By now, it should be clear that Donald Trump’s presidency is not going to be a smooth one for the American economy.
His first 100 days have already seen the imposition of an unprecedented tariff on Chinese goods, the imposition and repeal of a sweeping health care law, the repeal of an environmental protection law, and the imposition, and repeal, of the American Health Care Act.
But for many Americans, these measures are not the sort of “battles” they were promised.
As the Economist has noted, many of these policies are simply the latest manifestations of Trump’s long-term strategy of “tearing down the barriers to economic opportunity.”
These policies have been aimed at a range of targets, including labor, immigration, education, healthcare, the environment, and climate change.
But it is not just trade policies that have been targeted, but the policies that are often considered to be the “most important,” such as climate change and the “energy” sector.

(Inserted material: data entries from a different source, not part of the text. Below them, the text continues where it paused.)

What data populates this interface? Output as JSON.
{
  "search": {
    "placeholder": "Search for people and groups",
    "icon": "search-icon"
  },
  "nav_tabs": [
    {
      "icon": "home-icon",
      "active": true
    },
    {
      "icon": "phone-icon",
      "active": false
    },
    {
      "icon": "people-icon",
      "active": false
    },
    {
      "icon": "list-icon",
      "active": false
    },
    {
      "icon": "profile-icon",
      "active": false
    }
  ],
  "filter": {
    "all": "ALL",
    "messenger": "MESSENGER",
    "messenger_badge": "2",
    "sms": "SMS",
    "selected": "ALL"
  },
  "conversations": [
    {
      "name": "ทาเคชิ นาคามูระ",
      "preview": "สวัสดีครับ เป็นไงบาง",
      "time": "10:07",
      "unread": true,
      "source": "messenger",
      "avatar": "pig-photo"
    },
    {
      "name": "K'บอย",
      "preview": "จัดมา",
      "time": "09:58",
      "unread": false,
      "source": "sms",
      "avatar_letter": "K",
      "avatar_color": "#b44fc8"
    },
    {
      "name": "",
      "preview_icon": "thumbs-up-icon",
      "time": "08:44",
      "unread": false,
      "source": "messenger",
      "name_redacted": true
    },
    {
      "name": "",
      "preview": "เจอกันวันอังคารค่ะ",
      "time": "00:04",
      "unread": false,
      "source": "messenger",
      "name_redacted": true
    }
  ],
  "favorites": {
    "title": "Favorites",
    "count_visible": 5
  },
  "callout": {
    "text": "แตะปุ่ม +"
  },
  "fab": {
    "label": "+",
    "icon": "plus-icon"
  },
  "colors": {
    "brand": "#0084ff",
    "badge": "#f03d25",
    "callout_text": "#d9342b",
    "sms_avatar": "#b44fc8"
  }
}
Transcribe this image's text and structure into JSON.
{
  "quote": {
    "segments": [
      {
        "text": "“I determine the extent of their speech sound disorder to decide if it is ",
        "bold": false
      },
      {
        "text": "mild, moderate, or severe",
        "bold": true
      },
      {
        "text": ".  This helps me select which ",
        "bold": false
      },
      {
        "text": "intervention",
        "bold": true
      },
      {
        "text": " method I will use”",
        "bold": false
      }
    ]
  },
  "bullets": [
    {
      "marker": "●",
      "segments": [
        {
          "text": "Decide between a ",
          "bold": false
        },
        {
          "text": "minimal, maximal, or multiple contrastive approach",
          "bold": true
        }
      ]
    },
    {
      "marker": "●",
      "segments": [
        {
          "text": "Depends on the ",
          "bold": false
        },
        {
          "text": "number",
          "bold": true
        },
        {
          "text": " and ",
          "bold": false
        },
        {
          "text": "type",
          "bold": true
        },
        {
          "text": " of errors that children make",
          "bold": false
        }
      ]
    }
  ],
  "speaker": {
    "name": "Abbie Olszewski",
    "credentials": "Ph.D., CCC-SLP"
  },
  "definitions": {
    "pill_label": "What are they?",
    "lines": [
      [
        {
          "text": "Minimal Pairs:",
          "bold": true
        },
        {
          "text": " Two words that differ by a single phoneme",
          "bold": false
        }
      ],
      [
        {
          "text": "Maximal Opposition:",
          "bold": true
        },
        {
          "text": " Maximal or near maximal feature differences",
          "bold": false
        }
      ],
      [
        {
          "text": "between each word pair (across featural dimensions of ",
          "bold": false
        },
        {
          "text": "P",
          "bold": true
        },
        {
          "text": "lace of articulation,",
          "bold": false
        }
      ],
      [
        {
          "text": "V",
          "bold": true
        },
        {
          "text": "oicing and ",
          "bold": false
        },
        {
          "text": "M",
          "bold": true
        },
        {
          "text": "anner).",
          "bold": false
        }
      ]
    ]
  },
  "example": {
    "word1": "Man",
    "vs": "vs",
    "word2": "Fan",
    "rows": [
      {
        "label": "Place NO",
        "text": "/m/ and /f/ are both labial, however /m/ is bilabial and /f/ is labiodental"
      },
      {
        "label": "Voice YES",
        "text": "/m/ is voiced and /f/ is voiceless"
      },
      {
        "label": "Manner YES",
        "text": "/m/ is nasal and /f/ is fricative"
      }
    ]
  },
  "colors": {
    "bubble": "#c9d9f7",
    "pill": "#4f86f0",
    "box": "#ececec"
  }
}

In order to truly understand the new Trump presidency, it is important to understand how and why these policies were implemented.
To understand how these policies have affected American workers, it might help to understand what these policies do and do not do for American businesses.
For the past decade, American business has been struggling to compete in a global economy.
The US economy was built on a system of export-oriented manufacturing and a high level of investment.
However, the world has been changing.
China and other countries have entered the global economy, but they have not had to compete with the US and other Western nations.
China’s economy has been growing, but it is also being driven increasingly by imports and its export-led economy has not been able to keep pace.
China has also been growing faster than the US economy, and while the US is the world’s largest economy, China is now the second largest economy in the world.
In the early 1990s, China was the world leader in terms of both its size and its GDP.
The Chinese economy has grown at a faster pace than any other country in the 20th century, but this growth has come at a significant cost for American workers.
The rapid growth in China is not sustainable, especially as the Chinese government is also pursuing a massive stimulus package that will help keep the economy afloat.
As China is a massive economy, its growth has been accompanied by massive job losses.
China is currently the second-largest job creator in the US, but in 2020, the US will have over 4 million more workers than it did in the mid-1990s.
In 2017, there were 2.7 million fewer jobs in the country than there were two years earlier.
In 2020, there will be about 5.6 million fewer Americans working than there are today.
Meanwhile, the unemployment rate in the United States is currently at 9.4%.
These trends have led many economists to argue that it is time to look to other countries for solutions.
This is because these countries, such as India and Brazil, have been doing a good job of reducing their poverty and increasing their GDP.
These countries are also facing a global challenge, one that is not being faced by the US.
For example, in the past year, the Chinese have taken a number of steps to address the challenges facing their country, such the introduction of a new tax on imports and a new regulation that requires all manufacturers to report their greenhouse gas emissions.
However these steps have been limited to specific industries.
In 2018, India introduced a carbon tax, while in Brazil, the government is now looking to impose a tax on carbon emissions from transportation fuels.
In both countries, the policies have led to an increase in manufacturing jobs and manufacturing output.
For a long time, the growth in manufacturing was driven by the export-driven manufacturing industries.
For many years, the manufacturing sector was responsible for more than 70% of US economic output.
In 2000, it accounted for around 70% and it is projected to reach 75% by 2025.
Manufacturing jobs are typically located in the manufacturing sectors, and they are mostly high-paying jobs that pay very well.
However the growth of manufacturing has slowed recently.
For years, many manufacturing jobs have been created in the services sector, where manufacturing is being replaced by a more service-oriented sector.
Services jobs are often the key driver of the growth that has been driven by manufacturing.
For some years, these jobs have accounted for half of US GDP, but as more people have entered into these industries, manufacturing has taken a back seat.
This has led to many workers feeling the effects of these trade barriers, including the loss of jobs.
While it is difficult to predict exactly how these barriers will affect American workers and the economy in general, the signs are not good.
In fact, the effect of these tariffs and other trade restrictions on manufacturing jobs is becoming more evident.
For instance, since 2010, the number of manufacturing jobs has fallen in the auto and auto parts industries,